The Investigator’s letter of 15 June 2021 said that, further to information in the released records and elsewhere (as specified in her letter to the applicant), she understood the Notice to concern the application of a transfer pricing policy to transfers between the applicant and related parties. She invited the applicant’s comments in relation to whether, in such circumstances, all of the withheld records could be considered exempt under section 41(1)(a), on the basis that they contain taxpayer information relating to the applicant that is inextricably linked to taxpayer information relating to other companies. She also referred the applicant to this Office’s decision in Case No. OIC-53437-W0B0Y6 (https://www.oic.ie/decisions/company-x-and-the-office-1/index.xml), which concerned similar circumstances. That decision found section 35(1)(b) to apply to the requested records further to the provisions of section 851A of the TCA and noted that section 41(1)(a) would also be relevant. As referred to earlier, no response has been received from the applicant.
I have already explained that I cannot have regard to the applicant’s reasons for seeking the records. In the circumstances set out above, and particularly where the Notice concerns the application of a transfer pricing policy to transfers between the applicant and related parties, I am satisfied that all of the withheld records contain taxpayer information relating to the applicant and those other parties. I am also satisfied that taxpayer information relating to the applicant cannot be separated from taxpayer information relating to the other parties as contained in the records. Accordingly, I am of the view that it is not possible to provide the applicant with redacted copies of the records further to section 18 of the FOI Act. Furthermore, I accept that the third party taxpayer information may only be disclosed in accordance with section 851A of the TCA or as is otherwise provided for by any other statutory provision. Having regard to all of the foregoing, I find that section 41(1)(a) of the FOI Act applies to all of the withheld records. Section 41(1)(a) does not require the consideration of the public interest and in the circumstances, I cannot have regard to the applicant’s arguments in relation to such matters.
Further to the above findings, there is no need for me to consider any of the other exemptions relied on by Revenue in this case, including whether the applicant is entitled to access to copies of records sourced by Revenue from publicly available sources.
Having carried out a review under section 22(2) of the FOI Act, I hereby affirm Revenue’s decision on Appendix 2 to the applicant’s letter to Revenue of 27 September 2019 under sections 15(1)(a) and 41(1)(a) of the FOI Act.

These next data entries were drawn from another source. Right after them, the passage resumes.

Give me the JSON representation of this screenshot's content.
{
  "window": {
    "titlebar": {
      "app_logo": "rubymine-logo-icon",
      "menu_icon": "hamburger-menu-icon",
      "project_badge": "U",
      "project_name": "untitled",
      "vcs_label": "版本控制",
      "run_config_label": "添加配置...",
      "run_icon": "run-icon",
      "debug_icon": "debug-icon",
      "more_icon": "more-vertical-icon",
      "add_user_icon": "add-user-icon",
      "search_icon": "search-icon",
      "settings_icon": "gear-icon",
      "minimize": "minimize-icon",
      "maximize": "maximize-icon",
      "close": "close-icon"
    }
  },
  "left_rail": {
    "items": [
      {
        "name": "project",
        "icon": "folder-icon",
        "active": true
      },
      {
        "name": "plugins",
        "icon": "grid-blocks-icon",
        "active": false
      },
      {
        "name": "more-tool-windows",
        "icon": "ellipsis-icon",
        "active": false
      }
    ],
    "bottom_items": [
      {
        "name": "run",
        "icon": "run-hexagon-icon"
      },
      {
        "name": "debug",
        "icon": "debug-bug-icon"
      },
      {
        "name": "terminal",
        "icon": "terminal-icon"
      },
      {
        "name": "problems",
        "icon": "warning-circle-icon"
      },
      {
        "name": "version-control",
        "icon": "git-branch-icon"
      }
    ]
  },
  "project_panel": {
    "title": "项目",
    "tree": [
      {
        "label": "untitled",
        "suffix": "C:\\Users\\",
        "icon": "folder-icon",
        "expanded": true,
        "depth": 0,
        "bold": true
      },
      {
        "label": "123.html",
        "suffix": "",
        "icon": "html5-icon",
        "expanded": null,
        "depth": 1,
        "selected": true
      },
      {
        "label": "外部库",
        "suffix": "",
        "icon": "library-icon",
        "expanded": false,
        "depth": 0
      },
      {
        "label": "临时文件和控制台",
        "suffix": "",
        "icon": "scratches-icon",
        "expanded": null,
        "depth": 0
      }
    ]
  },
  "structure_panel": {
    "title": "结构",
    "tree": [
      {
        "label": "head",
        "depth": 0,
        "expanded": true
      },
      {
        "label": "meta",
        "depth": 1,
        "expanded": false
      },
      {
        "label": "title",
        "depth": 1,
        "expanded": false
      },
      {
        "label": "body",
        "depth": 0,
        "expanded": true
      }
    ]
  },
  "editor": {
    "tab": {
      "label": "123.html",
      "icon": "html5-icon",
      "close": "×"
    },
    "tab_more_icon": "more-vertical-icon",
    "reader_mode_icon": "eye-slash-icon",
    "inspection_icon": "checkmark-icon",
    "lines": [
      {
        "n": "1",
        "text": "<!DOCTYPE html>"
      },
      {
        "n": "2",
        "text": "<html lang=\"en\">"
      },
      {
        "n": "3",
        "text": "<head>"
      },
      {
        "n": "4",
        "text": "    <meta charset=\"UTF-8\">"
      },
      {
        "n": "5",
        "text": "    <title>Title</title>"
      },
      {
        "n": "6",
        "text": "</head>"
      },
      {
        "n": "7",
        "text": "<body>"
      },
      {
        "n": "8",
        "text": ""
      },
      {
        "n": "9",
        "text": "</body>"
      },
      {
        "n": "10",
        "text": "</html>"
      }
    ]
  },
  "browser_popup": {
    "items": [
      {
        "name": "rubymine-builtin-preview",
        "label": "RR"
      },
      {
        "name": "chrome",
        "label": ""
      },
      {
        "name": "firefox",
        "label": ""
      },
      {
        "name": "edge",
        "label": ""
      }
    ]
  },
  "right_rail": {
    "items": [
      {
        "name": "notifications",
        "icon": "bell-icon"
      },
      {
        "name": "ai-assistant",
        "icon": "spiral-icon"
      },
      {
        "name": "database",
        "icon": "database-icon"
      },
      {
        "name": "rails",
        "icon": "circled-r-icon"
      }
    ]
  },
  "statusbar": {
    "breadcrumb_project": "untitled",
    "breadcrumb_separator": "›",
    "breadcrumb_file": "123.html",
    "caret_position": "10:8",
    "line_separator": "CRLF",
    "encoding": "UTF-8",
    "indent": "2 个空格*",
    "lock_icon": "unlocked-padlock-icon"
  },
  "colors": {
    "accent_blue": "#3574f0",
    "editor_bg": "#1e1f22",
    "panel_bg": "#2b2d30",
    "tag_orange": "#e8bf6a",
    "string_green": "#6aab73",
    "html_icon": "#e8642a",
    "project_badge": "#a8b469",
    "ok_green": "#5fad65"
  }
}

Section 24 of the FOI Act sets out detailed provisions for an appeal to the High Court by a party to a review, or any other person affected by the decision. In summary, such an appeal, normally on a point of law, must be initiated not later than four weeks after notice of the decision was given to the person bringing the appeal.